Tag Archives: TCEQ

EPA is Still Messing with Texas

In the wake of EPA Region 6’s recent decision to overturn TCEQ-issued air permits for 40 companies, EPA fired another shot at The Alamo.  The EPA is offering Texas companies with the approximately 130 affected air permits the opportunity to have third party audits conducted with a promise of enforcement leniency in exchange.  The pre-publication version of the announcement is posted at EPA Region 6 website here, as well as the 30-page agreement that audit participants must execute with EPA.

Noteworthy aspects of the agreement include:

–       Highly prescriptive requirements for third party auditor independence and report certification

–       Detailed requirements for the scope of the audit

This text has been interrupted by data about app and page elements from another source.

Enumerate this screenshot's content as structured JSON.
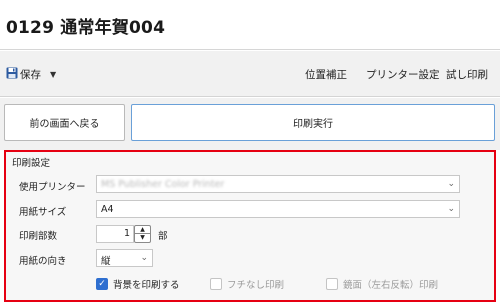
{
  "header": {
    "title": "0129 通常年賀004"
  },
  "toolbar": {
    "save_label": "保存",
    "position_label": "位置補正",
    "printer_settings_label": "プリンター設定",
    "test_print_label": "試し印刷"
  },
  "actions": {
    "back_label": "前の画面へ戻る",
    "print_label": "印刷実行"
  },
  "settings": {
    "section_title": "印刷設定",
    "printer": {
      "label": "使用プリンター",
      "value": "MS Publisher Color Printer"
    },
    "paper_size": {
      "label": "用紙サイズ",
      "value": "A4"
    },
    "copies": {
      "label": "印刷部数",
      "value": "1",
      "unit": "部"
    },
    "orientation": {
      "label": "用紙の向き",
      "value": "縦"
    },
    "print_background": {
      "label": "背景を印刷する",
      "checked": true
    },
    "borderless": {
      "label": "フチなし印刷",
      "checked": false,
      "enabled": false
    },
    "mirror": {
      "label": "鏡面（左右反転）印刷",
      "checked": false,
      "enabled": false
    }
  },
  "colors": {
    "accent": "#2f6fd0",
    "highlight_frame": "#e60012",
    "save_icon": "#2c5aa0"
  }
}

–       Audit report content, format and submission requirements – including taxonomy for supporting document attachments

–       Mandates and specifications for emissions-related Community Projects to be entered into by the audit participant and approved by EPA

–       Separate specifications for the NSR portion of the audit and related report

–       The model Consent Agreement and Final Order (CAFO)

Companies interested in participating in the audit program should conduct a thorough review – with legal counsel – of the language contained in the agreement and CAFO documents.  Although we at Elm are not lawyers and do not dispense legal advice, these documents do not appear to provide protection against fines and penalties.

EPA Messes With Texas

The Associated Press says that EPA will prevent the Texas Commission on Environmental Quality (TCEQ) from issuing an air emissions permit for the Flint Hills (Koch Industries) Refinery in Corpus Christi.  The permit will be issued directly by EPA and is likely to contain substantive differences from the permit proposed by TCEQ.

Further, by June 30 EPA will invalidate 39 more air emissions permits affecting 140 plants in Texas as a result of a dispute between EPA Region 6 and the TCEQ.

Al Armendariz, [EPA Region 6 Administrator] said the EPA will issue its own permit for the independently owned Flint Hills Corpus Christi East Refinery, and in the coming days begin to do the same for 39 other plants, including facilities owned by Exxon Mobil Corp., Chevron Corp., ConocoPhillips and Dow Chemical Co.

The EPA objected to 40 permits issued by Texas late last year, Armendariz said, partly because they included so-called “flexible permits” that the agency says allow the industry to emit more pollutants than allowed under the federal Clean Air Act. Texas created its flexible permit system in 1994, but it was never officially approved by the EPA.

AP further stated that

at least five years [may be needed] to unravel Texas’ rogue permitting process and learn how much air pollution is being spewed by the nation’s largest refineries.